Amid continued pressures on the NHS wallet, there is likely to be some disgruntlement among trusts about how much they will have to fork out to pay for a new buying model imposed on them by the centre.
SCCL’s task is managing the incoming “future operating model” for procurement, which aims to double trusts’ uptake of the national NHS Supply Chain service and discourage organisations from buying in different ways.
Trusts will have a portion of their tariff income withheld, with the money instead sent to SCCL’s coffers.
While it has long been known that trusts will pay for SCCL’s operating costs, some trust procurement eyebrows have been raised over the amount (£260m by 2021), which is more than the turnover of some district general hospitals.
The costs are also akin to nearly half of the £600m, which the Department of Health and Social Care officials hope will be saved annually, once the model is fully up and running.
October will bring an early indicator into how the model is working, as it will be a year since the first specialist procurement provider (Crown Commercial Services) began buying its category of products under the new model.
Trusts win court battle with cancer
Two NHS trusts will receive £200,000 from a county council after they won a court case over a public health services contract tender, which had been awarded to Virgin Care.
Lancashire County Council will now rerun and complete its tendering process for public health services for 0 to 19 year olds by reevaluating the two existing bids from Virgin Care and a joint bid from Lancashire Care Foundation Trust and Blackpool Teaching Hospitals FT.
The trusts previously took LCC to court after the council awarded a five year £104m contract for school nursing and health visiting services to Virgin Care. The trusts, which were the incumbent providers of the services, successfully overturned Lancashire’s decision to award the contract to Virgin Care.
According to the Local Government Chronicle, Mr Justice Stuart-Smith found the county council’s records of its moderation process fell short of the standards required to evidence the reasons for the scores awarded to bidders. In their arguments, the trusts said they would lose up to £2m of transformation funding and 160 staff as a result of missing out on the contract.
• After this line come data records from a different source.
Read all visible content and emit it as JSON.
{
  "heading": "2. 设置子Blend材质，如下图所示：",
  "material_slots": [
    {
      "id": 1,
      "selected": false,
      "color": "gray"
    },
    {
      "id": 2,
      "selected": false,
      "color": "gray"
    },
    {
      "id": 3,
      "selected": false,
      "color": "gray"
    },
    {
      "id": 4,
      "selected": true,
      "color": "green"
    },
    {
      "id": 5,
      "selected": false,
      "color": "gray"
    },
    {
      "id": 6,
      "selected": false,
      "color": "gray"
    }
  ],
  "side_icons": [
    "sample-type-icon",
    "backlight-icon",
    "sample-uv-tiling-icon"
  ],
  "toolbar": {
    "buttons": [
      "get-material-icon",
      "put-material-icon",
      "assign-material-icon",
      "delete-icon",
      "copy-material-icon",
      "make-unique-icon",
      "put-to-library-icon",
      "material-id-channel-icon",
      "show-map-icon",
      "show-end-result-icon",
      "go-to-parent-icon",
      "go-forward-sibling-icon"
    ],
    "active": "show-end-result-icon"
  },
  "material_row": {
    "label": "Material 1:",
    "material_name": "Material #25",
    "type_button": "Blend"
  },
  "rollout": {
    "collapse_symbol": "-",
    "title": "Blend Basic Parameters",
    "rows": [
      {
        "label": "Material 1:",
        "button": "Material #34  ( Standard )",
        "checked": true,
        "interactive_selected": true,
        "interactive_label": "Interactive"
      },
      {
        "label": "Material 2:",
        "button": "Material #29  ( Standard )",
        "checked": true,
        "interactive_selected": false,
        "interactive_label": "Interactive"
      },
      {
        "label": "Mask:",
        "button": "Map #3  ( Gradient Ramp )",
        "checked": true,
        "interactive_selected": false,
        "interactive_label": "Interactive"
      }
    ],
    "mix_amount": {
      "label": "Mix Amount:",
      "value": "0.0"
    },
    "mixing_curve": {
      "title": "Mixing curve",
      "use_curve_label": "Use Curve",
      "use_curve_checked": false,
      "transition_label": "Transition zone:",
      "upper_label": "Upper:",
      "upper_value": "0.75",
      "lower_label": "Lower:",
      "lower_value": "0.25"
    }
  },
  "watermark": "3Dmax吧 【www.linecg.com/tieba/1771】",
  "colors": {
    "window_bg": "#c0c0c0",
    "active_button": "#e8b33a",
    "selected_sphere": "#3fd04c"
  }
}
The county council has agreed to pay the health trusts most of their legal costs for bringing the case. Although a final figure has not yet been produced, the council has anticipated it will be in the region of £200,000 which would be around 75 per cent of the total costs.